This week Red Rock Nissan went out of their way to help “the Andersons” (not their real name), a struggling young couple with three kids, two of whom are special needs kids, who were recently featured in this blog as an example of the kind of bad deals people were unknowingly getting into at these dealerships.
Note: I am re-posting this article from last December, now that a second former Red Rock dealership financial manager, Matthew Morris, has been charged with criminal impersonation, forgery and identity theft. This article contains information from a former Red Rock financial manager about how Red Rock allegedly (and routinely) defrauded customers as well as lenders (banks and credit unions). The article got little notice at the time I posted it, but it’s even more relevant now that criminal charges have been brought against a second Red Rock employee, who has implicated upper management in these activities..
Yet another former employee of a Red Rock auto dealership has contacted AnneLandmanBlog wanting to unload about what they experienced while working for Red Rock, and wanting others to know how business is done at these dealerships. This person has more detailed knowledge about financing of vehicle deals. Their name is withheld at their request. I asked this person follow-up questions based on information provided by a previous Red Rock employee who came forward and told about the illegal acts allegedly taking place at the dealerships, like falsifying customers’ financial information to lenders, misuse of digital signatures, forging of signatures, and more. This new person has even more detailed insight into these dealerships, the things they do to customers and banks, and how and why Red Rock dealerships operate so differently from other dealerships in town and around the country.
A former Red Rock auto dealership employee contacted AnneLandmanBlog wanting to unload about what he experienced in the years he worked for the dealership. He asked to remain anonymous, so his name is withheld. He said he was “ashamed” about having worked for the dealership and wanted to do whatever he could do to help people who fell victim to these scams.
Following are excerpts of our conversation, edited slightly for clarity:

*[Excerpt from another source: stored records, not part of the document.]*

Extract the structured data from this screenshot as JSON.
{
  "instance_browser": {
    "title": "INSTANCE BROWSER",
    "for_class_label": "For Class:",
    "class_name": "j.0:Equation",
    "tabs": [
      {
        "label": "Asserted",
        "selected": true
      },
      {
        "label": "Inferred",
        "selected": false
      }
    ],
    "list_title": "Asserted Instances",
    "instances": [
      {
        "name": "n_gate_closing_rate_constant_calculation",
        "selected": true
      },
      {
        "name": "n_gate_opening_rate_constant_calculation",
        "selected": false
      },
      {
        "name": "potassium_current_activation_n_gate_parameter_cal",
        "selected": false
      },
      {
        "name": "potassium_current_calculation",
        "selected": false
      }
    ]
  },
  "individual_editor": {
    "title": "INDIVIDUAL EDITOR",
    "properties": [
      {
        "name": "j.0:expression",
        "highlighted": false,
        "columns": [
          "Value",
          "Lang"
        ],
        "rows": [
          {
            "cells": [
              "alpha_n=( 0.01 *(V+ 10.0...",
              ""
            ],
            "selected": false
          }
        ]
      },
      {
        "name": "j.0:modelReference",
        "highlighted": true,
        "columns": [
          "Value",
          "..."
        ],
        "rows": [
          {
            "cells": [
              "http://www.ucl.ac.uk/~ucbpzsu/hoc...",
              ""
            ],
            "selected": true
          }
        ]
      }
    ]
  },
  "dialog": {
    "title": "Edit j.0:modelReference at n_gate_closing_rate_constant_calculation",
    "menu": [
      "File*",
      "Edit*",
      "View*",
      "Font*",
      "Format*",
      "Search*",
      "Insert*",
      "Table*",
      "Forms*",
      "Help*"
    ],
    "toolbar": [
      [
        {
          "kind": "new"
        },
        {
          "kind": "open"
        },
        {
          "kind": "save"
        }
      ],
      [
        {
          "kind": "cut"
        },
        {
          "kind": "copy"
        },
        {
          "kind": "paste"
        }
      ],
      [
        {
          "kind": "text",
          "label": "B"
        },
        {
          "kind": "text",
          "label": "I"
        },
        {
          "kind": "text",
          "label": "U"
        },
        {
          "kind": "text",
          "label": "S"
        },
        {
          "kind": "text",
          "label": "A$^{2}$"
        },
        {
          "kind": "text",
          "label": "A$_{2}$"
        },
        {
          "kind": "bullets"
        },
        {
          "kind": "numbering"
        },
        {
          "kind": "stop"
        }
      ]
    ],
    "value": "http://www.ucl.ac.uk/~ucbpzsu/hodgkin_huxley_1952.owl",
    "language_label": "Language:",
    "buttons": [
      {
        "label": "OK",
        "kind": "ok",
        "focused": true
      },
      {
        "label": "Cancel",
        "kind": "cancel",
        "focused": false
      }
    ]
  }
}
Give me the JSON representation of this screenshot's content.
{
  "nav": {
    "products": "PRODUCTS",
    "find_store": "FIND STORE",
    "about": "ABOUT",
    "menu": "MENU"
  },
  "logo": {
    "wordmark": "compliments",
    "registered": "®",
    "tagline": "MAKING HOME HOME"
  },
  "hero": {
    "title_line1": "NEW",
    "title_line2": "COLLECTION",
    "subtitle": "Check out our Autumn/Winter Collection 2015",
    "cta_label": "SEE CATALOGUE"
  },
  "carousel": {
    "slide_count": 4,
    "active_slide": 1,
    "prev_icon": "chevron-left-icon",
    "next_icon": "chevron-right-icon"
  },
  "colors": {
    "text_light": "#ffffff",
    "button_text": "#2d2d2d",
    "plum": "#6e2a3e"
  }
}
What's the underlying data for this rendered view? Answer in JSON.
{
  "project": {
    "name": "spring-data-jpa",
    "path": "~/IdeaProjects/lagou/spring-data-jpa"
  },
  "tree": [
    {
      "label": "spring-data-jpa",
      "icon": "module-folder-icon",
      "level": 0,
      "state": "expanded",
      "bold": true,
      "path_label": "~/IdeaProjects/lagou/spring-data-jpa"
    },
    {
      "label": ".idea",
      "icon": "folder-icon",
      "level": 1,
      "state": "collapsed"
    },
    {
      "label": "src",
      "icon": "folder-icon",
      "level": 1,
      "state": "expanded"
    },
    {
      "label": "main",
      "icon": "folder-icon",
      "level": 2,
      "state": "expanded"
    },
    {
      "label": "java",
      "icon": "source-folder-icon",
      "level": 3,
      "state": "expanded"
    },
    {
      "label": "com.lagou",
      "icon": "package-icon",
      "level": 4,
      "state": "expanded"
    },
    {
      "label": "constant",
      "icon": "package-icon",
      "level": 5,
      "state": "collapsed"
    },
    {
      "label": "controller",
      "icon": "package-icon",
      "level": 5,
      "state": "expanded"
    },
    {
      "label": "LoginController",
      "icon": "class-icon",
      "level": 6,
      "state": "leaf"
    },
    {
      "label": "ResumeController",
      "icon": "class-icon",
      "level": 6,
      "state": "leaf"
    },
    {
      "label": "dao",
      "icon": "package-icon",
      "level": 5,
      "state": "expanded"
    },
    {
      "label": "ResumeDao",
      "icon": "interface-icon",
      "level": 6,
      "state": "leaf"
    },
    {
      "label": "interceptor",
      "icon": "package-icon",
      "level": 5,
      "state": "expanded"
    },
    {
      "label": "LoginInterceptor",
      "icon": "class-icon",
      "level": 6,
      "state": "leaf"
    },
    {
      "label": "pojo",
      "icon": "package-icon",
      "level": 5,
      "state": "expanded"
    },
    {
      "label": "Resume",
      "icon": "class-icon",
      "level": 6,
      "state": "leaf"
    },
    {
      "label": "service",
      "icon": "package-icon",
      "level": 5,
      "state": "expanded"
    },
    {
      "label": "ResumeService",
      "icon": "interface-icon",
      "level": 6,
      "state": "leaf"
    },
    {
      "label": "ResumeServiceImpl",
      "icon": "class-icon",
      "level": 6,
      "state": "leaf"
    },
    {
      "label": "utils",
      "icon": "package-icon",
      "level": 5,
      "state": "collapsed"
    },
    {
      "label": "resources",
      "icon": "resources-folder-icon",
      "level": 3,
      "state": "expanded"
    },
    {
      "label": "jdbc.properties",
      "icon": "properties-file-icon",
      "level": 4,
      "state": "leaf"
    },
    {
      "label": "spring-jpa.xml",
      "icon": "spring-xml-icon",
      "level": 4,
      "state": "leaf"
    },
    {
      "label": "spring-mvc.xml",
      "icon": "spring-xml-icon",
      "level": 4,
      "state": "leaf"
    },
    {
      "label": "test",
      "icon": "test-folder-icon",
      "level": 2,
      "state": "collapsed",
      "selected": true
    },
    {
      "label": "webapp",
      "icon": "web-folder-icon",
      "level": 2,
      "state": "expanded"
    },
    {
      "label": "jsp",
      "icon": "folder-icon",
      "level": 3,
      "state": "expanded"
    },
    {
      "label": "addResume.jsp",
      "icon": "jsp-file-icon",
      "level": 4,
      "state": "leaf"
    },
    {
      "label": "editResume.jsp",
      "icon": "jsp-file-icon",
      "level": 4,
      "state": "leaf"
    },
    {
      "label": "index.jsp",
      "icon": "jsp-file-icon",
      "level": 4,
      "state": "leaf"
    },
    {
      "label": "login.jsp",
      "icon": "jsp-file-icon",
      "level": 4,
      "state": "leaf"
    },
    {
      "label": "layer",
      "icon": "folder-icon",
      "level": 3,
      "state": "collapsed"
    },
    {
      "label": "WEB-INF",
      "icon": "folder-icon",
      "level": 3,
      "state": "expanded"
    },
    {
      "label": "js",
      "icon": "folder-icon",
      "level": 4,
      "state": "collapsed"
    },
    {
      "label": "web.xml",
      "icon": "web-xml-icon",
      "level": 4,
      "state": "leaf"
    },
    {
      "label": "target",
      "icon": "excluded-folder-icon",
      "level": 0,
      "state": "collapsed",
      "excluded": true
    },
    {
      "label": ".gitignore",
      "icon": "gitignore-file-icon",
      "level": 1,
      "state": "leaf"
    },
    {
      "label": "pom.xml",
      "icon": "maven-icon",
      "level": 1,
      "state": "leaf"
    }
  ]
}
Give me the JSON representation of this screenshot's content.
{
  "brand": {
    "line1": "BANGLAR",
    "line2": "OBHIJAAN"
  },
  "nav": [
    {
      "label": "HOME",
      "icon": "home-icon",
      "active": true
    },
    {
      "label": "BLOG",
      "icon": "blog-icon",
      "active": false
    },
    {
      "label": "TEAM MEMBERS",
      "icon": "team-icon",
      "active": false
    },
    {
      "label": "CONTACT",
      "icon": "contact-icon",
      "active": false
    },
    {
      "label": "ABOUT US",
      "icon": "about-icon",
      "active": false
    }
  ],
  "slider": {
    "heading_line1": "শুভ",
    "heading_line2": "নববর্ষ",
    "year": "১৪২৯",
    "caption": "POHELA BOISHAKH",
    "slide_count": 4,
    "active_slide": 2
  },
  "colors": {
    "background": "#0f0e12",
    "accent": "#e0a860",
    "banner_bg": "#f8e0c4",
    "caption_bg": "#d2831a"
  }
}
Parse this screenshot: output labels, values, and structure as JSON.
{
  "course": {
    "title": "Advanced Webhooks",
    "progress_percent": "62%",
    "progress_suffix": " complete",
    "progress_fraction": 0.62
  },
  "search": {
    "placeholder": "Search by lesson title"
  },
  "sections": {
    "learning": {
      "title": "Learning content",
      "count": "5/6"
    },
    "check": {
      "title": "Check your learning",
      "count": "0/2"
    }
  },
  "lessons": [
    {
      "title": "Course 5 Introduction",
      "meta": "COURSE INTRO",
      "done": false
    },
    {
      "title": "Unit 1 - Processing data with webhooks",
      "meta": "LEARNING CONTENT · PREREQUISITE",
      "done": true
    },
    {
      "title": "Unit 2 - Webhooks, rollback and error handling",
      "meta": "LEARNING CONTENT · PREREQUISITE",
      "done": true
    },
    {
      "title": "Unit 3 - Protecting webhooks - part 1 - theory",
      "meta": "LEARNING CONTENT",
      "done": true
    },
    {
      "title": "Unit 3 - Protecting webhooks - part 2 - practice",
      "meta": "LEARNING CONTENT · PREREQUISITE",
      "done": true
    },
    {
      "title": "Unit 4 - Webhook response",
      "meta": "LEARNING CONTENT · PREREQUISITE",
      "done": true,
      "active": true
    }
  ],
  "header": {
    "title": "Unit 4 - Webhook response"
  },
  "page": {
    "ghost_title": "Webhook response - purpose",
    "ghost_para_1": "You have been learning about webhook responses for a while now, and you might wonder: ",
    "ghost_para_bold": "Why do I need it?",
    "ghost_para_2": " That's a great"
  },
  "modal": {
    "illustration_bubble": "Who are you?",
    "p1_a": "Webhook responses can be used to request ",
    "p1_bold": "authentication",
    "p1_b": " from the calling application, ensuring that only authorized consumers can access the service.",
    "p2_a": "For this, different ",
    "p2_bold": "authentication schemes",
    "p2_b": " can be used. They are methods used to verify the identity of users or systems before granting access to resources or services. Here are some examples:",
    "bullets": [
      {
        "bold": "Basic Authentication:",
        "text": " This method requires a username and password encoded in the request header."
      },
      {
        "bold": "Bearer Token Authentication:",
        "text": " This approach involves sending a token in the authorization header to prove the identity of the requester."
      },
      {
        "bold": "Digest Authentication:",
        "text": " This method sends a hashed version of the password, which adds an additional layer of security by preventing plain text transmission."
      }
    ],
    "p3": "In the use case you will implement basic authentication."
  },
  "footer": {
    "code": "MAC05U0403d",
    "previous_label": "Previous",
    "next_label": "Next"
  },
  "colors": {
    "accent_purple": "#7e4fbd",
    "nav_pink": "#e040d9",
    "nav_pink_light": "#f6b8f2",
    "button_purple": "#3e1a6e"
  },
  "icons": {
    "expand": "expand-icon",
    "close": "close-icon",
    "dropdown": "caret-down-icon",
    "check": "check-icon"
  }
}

Lyn Anderson and her husband Jim (not their real names) thought they should trade in their older Ford pickup and get a slightly newer, more family-friendly vehicle, so they went online to see what was available locally.
Little did they know what they were getting themselves into.